Dual-ion batteries (DIBs), in which cations and anions take part in the electrochemical redox reaction, are one of the most potential candidates that fulfill the demands of the cost-effectiveness of commercial applications.
They have many advantages such as excellent safety, high working voltage, and eco-friendliness than the usual lithium-ion batteries (LIBs).
Researchers, under the guidance of Prof. Tang Yongbing and Dr Zhou Xiaolong, at the Shenzhen Institutes of Advanced Technology (SIAT) of the Chinese Academy of Sciences, in collaboration with other researchers published an invited review article titled “Beyond Conventional Batteries: Strategies towards Low-Cost Dual-Ion Batteries with High Performance” in Angewandte Chemie International Edition.
DIBs are of great interest across the world due to their ease of recycling, low cost, low environmental impact, high working voltage, and so on. But the conventional double-carbon structure of DIBs possesses a low energy density owing to the limitation of theoretical capacity and compaction density of graphite.
In 2016, Prof. Tang’s team developed a new aluminum–graphite DIB that was capable of combining the electrodes. It produced a new, cheap, highly efficient aluminum–graphite DIB system using aluminum foil, which is less expensive and eco-friendly, as not only the cathode active material but also the current collector and graphite as the anode material.
The anion and cathode are similar to the two lovers in a Chinese fairy tale, Cowherd and the Weaver Girl, who could meet only once in a year on a magpie bridge in the sky. The two lovers are parted by the vast Milky Way Galaxy (electrolytes); however, using magpie bridge (ion channel), they contact each other (discharge), and later go back to their original places (charge). This sequence goes on repeatedly.
The major differences between LIBs and DIBs are outlined as follows: When charging, intercalation of anions into cathodes occurs, leading to a different electrochemical energy storage mechanism and a high working voltage. The electrolytes are regarded as active materials in DIBs because the anions originate from the electrolytes. Hence, in the charge–discharge process, cations and anions are separated and brought together in the electrolyte.

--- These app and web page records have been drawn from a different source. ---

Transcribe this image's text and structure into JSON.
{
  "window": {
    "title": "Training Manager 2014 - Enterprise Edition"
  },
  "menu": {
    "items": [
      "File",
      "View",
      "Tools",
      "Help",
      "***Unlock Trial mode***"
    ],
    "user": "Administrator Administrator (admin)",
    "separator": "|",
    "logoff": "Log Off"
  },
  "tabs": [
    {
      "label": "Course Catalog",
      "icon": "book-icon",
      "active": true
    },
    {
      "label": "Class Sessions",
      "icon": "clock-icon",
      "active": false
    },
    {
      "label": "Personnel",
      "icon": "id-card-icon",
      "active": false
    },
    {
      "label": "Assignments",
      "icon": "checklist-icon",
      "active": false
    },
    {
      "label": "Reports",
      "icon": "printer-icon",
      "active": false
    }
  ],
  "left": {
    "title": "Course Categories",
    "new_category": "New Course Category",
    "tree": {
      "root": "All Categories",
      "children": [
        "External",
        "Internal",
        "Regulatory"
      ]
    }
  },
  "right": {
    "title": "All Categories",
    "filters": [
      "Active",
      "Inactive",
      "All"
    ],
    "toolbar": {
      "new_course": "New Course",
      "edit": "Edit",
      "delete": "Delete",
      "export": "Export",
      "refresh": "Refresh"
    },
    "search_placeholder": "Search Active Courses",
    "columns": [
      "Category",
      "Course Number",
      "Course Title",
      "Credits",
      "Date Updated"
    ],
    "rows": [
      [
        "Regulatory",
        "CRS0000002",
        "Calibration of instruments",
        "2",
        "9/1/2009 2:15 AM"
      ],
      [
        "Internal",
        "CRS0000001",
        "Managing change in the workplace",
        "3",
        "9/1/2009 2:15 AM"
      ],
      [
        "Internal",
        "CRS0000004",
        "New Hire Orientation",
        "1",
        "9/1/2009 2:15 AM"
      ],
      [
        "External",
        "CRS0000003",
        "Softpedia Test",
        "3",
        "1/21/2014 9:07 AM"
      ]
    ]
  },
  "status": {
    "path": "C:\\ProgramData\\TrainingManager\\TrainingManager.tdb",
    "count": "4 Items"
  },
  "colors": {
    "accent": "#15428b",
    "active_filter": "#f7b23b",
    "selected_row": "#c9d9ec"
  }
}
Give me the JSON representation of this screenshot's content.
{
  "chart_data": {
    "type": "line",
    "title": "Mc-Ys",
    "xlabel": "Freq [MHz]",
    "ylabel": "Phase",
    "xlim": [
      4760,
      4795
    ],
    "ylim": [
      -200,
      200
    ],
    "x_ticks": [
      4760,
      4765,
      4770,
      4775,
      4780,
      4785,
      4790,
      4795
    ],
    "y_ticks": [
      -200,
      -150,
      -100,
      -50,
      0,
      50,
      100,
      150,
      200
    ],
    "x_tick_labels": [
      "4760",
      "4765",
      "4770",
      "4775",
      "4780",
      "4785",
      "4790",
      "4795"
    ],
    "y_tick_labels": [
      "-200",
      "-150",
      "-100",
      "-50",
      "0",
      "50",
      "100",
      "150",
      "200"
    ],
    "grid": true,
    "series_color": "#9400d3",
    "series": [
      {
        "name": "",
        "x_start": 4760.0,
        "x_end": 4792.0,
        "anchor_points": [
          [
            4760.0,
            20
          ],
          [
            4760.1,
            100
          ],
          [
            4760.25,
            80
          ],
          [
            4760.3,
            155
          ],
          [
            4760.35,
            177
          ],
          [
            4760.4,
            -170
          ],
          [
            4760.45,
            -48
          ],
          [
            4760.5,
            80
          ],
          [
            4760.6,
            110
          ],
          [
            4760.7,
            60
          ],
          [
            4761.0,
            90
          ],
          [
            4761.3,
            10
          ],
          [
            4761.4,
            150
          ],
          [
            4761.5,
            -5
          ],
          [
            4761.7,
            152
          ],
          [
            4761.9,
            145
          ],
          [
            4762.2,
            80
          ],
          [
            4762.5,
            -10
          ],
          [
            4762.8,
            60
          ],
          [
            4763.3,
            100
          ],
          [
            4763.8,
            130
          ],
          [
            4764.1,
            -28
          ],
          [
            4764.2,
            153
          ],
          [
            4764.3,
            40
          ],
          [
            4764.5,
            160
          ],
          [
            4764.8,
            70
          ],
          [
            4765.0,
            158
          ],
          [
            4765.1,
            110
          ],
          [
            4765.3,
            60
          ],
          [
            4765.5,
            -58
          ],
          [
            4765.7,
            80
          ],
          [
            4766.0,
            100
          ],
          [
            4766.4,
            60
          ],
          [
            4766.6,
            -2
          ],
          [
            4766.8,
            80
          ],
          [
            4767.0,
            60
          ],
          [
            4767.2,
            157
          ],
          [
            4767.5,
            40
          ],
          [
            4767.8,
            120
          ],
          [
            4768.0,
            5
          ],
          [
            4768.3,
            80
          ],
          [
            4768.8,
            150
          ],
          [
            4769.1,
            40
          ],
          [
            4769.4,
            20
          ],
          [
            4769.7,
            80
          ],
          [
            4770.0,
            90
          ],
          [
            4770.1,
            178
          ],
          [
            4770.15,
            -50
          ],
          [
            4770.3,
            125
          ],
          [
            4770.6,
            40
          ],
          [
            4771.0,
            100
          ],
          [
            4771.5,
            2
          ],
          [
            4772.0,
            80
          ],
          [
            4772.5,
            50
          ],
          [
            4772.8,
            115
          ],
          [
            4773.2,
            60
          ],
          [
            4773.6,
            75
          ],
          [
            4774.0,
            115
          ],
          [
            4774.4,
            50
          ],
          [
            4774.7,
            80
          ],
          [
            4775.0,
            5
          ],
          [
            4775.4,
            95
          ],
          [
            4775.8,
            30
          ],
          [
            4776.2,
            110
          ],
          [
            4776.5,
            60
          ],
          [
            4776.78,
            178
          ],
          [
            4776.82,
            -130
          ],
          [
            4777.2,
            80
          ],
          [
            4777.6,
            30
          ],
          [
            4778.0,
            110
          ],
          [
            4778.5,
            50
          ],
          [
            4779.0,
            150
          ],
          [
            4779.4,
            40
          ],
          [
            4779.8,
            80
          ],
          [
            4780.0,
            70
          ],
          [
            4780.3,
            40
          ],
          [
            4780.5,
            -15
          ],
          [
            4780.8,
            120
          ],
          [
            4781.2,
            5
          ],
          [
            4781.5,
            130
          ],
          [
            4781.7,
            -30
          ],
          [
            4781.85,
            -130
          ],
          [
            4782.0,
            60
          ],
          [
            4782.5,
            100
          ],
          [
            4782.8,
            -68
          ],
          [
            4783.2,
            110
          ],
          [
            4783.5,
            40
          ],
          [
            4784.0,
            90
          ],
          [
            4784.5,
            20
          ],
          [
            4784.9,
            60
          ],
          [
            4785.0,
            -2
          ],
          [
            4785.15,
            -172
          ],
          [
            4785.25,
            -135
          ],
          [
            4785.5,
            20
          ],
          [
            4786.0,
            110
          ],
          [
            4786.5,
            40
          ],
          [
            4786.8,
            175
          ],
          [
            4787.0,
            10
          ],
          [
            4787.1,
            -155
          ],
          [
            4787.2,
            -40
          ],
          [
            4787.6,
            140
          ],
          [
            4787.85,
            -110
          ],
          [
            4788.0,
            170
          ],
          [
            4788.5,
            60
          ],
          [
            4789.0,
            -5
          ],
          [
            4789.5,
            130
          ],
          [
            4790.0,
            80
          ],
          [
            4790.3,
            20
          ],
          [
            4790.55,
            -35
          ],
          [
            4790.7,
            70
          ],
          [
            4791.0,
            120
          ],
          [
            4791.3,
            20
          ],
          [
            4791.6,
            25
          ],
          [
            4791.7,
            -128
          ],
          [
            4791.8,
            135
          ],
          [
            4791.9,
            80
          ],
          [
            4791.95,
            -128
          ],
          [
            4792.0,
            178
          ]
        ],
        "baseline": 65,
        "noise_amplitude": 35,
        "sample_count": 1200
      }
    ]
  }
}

The researchers have also extended the discovery of integrated design to the alkali-rich (alkaline earth) metal-ion battery system. The effective development of a cheap and eco-friendly sodium-based DIB—the potassium-ion-based DIB—and the high-working-voltage calcium-ion battery at ambient temperature by the researchers laid a firm groundwork for the industrial application of such integrated technology.